“I like to know where I’m going, which helps me avoid writer’s block. Many times however, the characters and story take on a life of their own and always surprise me in the end.”

Her published short stories aren’t the only works she has written. She has a few unpublished novels, Legends: The Bleeding Door, which will launch next year, and Tarzwell, which doesn’t have a release date at the moment.

Her first novel, Legends: The Bleeding Door, is based on an urban legend she researched and turned into fiction. It was conceived when she was in high school. Legends is what got her involved with Invictus Films, who wanted in 2007 to turn the novels into a television series after her pitch was received favorably by NBC and HBO. Unfortunately, the recession in 2008 killed the project’s momentum.

“I reacquired the rights in 2012 and am planning to launch the series, as intended, in book format, with The Bleeding Door being the first of a series of 13.”

Outside of the Legends series, she also has her novel, Tarzwell, which takes place between 1992 and 1996 and is based on actual events.

“Talk about a confusing time, going through high school and living in a house that has paranormal activity. It was a tough time for everyone. My mother was ill, my father was forced to work out of town to support us, so I was there many times alone, taking care of my mother, dealing with teenage angst and spirits.  I never believed in ghosts until I lived in this house.  It changed me profoundly.”

She considers living in the house “a major learning experience” and considers herself stronger for it.

“It definitely reminds you that life is about mind, body and spirit.”

The best writing advice she has ever received is to “never quit.”

“There are many obstacles to becoming published. But if you want it bad enough, hone your craft, lick your wounds and just keep going. Oh, and get yourself a good editor. They can make or break you.”

She is currently the chief reviewer at The Novel Blog website, which was conceived in 2008 by Daniel Boucher and Peter Mark May. She joined shortly after that and they have had a blast publishing news, reviews and interviews of authors ever since, she said.

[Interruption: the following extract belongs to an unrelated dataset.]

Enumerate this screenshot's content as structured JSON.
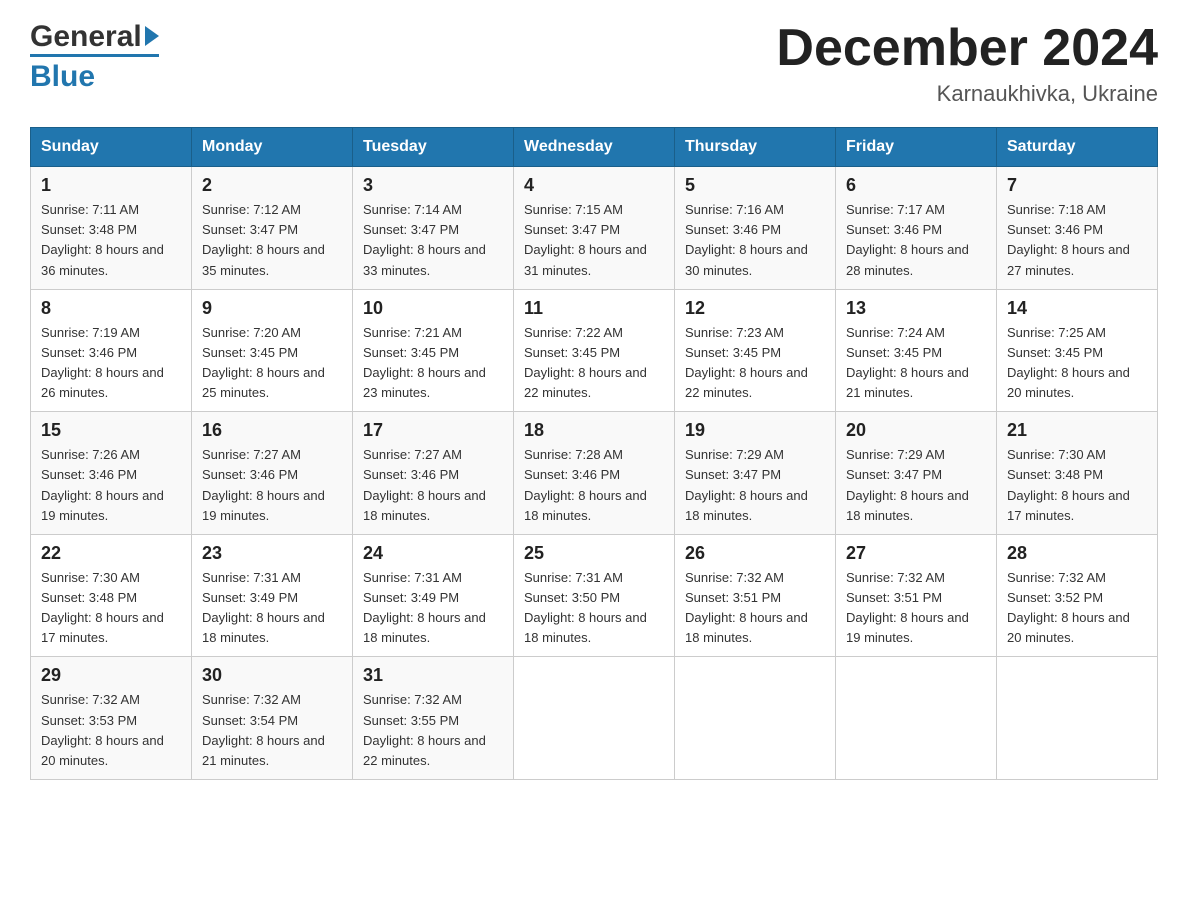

“We wanted to do a book review site, one that included both up-and-comers and established authors to help get out awareness of their works and grow the community.  It also gives authors of other genres that may not be in the fiction literary mainstream a place to get the word out about their work.”

Bronson doesn’t have a website, but she hopes to remedy that by the end of this year or the beginning of 2014. She does have a Facebook page (https://www.facebook.com/?ref=tn_tnmn#!/rachelle.bronson.9?fref=ts) and a Twitter account (@rachellegagne).

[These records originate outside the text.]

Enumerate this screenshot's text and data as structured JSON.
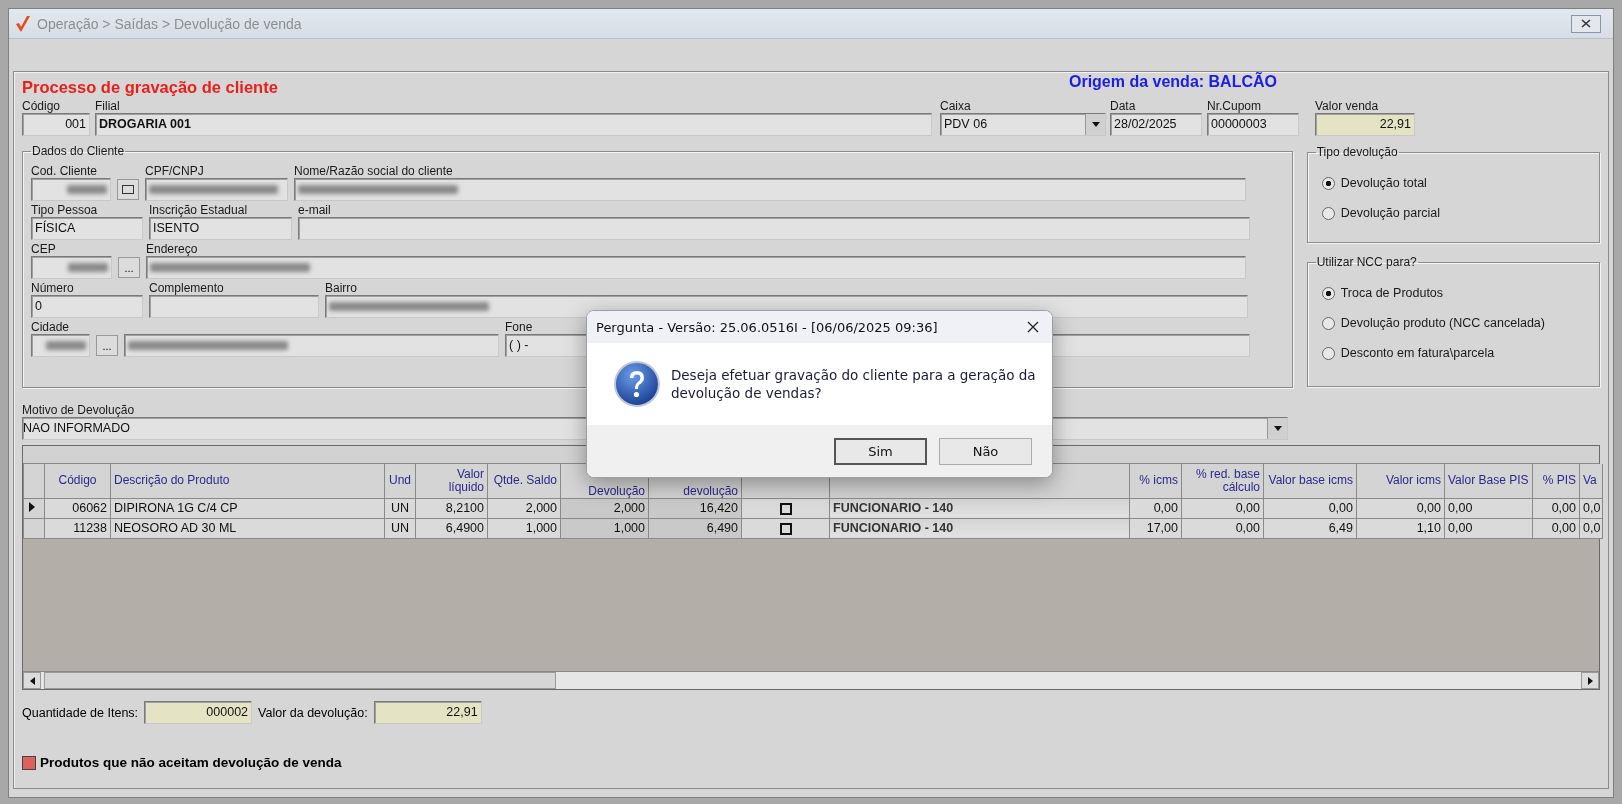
{
  "window": {
    "title": "Operação > Saídas > Devolução de venda"
  },
  "form": {
    "heading": "Processo de gravação de cliente",
    "origin": "Origem da venda: BALCÃO",
    "fields": [
      {
        "label": "Código",
        "value": "001",
        "kind": "text"
      },
      {
        "label": "Filial",
        "value": "DROGARIA 001",
        "kind": "text"
      },
      {
        "label": "Caixa",
        "value": "PDV 06",
        "kind": "combo"
      },
      {
        "label": "Data",
        "value": "28/02/2025",
        "kind": "text"
      },
      {
        "label": "Nr.Cupom",
        "value": "00000003",
        "kind": "text"
      },
      {
        "label": "Valor venda",
        "value": "22,91",
        "kind": "highlight"
      }
    ]
  },
  "client": {
    "title": "Dados do Cliente",
    "rows": [
      [
        {
          "label": "Cod. Cliente",
          "kind": "lookup",
          "redacted": true
        },
        {
          "label": "CPF/CNPJ",
          "kind": "text",
          "redacted": true
        },
        {
          "label": "Nome/Razão social do cliente",
          "kind": "text",
          "redacted": true
        }
      ],
      [
        {
          "label": "Tipo Pessoa",
          "value": "FÍSICA",
          "kind": "text",
          "redacted": false
        },
        {
          "label": "Inscrição Estadual",
          "value": "ISENTO",
          "kind": "text",
          "redacted": false
        },
        {
          "label": "e-mail",
          "kind": "text",
          "redacted": false
        }
      ],
      [
        {
          "label": "CEP",
          "kind": "browse",
          "button": "...",
          "redacted": true
        },
        {
          "label": "Endereço",
          "kind": "text",
          "redacted": true
        }
      ],
      [
        {
          "label": "Número",
          "value": "0",
          "kind": "text",
          "redacted": false
        },
        {
          "label": "Complemento",
          "kind": "text",
          "redacted": false
        },
        {
          "label": "Bairro",
          "kind": "text",
          "redacted": true
        }
      ],
      [
        {
          "label": "Cidade",
          "kind": "browse",
          "button": "...",
          "redacted": true
        },
        {
          "kind": "text",
          "redacted": true
        },
        {
          "label": "Fone",
          "value": "( )  -",
          "kind": "text",
          "redacted": false
        }
      ]
    ]
  },
  "tipo_devolucao": {
    "title": "Tipo devolução",
    "options": [
      {
        "label": "Devolução total",
        "selected": true
      },
      {
        "label": "Devolução parcial",
        "selected": false
      }
    ]
  },
  "utilizar_ncc": {
    "title": "Utilizar NCC para?",
    "options": [
      {
        "label": "Troca de Produtos",
        "selected": true
      },
      {
        "label": "Devolução produto (NCC cancelada)",
        "selected": false
      },
      {
        "label": "Desconto em fatura\\parcela",
        "selected": false
      }
    ]
  },
  "motivo": {
    "label": "Motivo de Devolução",
    "value": "NAO INFORMADO"
  },
  "grid": {
    "columns": [
      {
        "label": "Código",
        "kind": "code"
      },
      {
        "label": "Descrição do Produto",
        "kind": "text"
      },
      {
        "label": "Und",
        "kind": "center"
      },
      {
        "label": "Valor líquido",
        "kind": "number"
      },
      {
        "label": "Qtde. Saldo",
        "kind": "number"
      },
      {
        "label": "Devolução",
        "kind": "input"
      },
      {
        "label": "devolução",
        "kind": "input"
      },
      {
        "kind": "check"
      },
      {
        "kind": "text"
      },
      {
        "label": "% icms",
        "kind": "number"
      },
      {
        "label": "% red. base cálculo",
        "kind": "number"
      },
      {
        "label": "Valor base icms",
        "kind": "number"
      },
      {
        "label": "Valor icms",
        "kind": "number"
      },
      {
        "label": "Valor Base PIS",
        "kind": "text"
      },
      {
        "label": "% PIS",
        "kind": "number"
      },
      {
        "label": "Va",
        "kind": "text"
      }
    ],
    "rows": [
      {
        "selected": true,
        "checked": false,
        "cells": [
          "06062",
          "DIPIRONA  1G C/4 CP",
          "UN",
          "8,2100",
          "2,000",
          "2,000",
          "16,420",
          "",
          "FUNCIONARIO - 140",
          "0,00",
          "0,00",
          "0,00",
          "0,00",
          "0,00",
          "0,00",
          "0,0"
        ]
      },
      {
        "selected": false,
        "checked": false,
        "cells": [
          "11238",
          "NEOSORO AD 30 ML",
          "UN",
          "6,4900",
          "1,000",
          "1,000",
          "6,490",
          "",
          "FUNCIONARIO - 140",
          "17,00",
          "0,00",
          "6,49",
          "1,10",
          "0,00",
          "0,00",
          "0,0"
        ]
      }
    ]
  },
  "totals": [
    {
      "label": "Quantidade de Itens:",
      "value": "000002"
    },
    {
      "label": "Valor da devolução:",
      "value": "22,91"
    }
  ],
  "legend": {
    "text": "Produtos que não aceitam devolução de venda",
    "color": "#e06060"
  },
  "dialog": {
    "title": "Pergunta - Versão: 25.06.0516I - [06/06/2025 09:36]",
    "message": "Deseja efetuar gravação do cliente para a geração da devolução de vendas?",
    "buttons": [
      {
        "label": "Sim",
        "default": true
      },
      {
        "label": "Não",
        "default": false
      }
    ]
  }
}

She and her publisher, Hive Collective, are looking at different promotional opportunities for her, which she will announce on her two social media accounts.

She loves reading the classic authors such as Stephen King, Agatha Christie, Robin Cook, and H.P. Lovecraft. She also has had great pleasure exploring new writers such as Kane Gilmour, Daniel Palmer, JT Ellison, Jonathan Maberry and Peter Mark May.

Bronson looks up to all writers, who stay true to themselves and their craft, but doesn’t want to emulate them.

“I want to be me, being original and trusting in my own pool of knowledge and creativity in order to produce something new, entertaining and inspiring to horror fans everywhere.”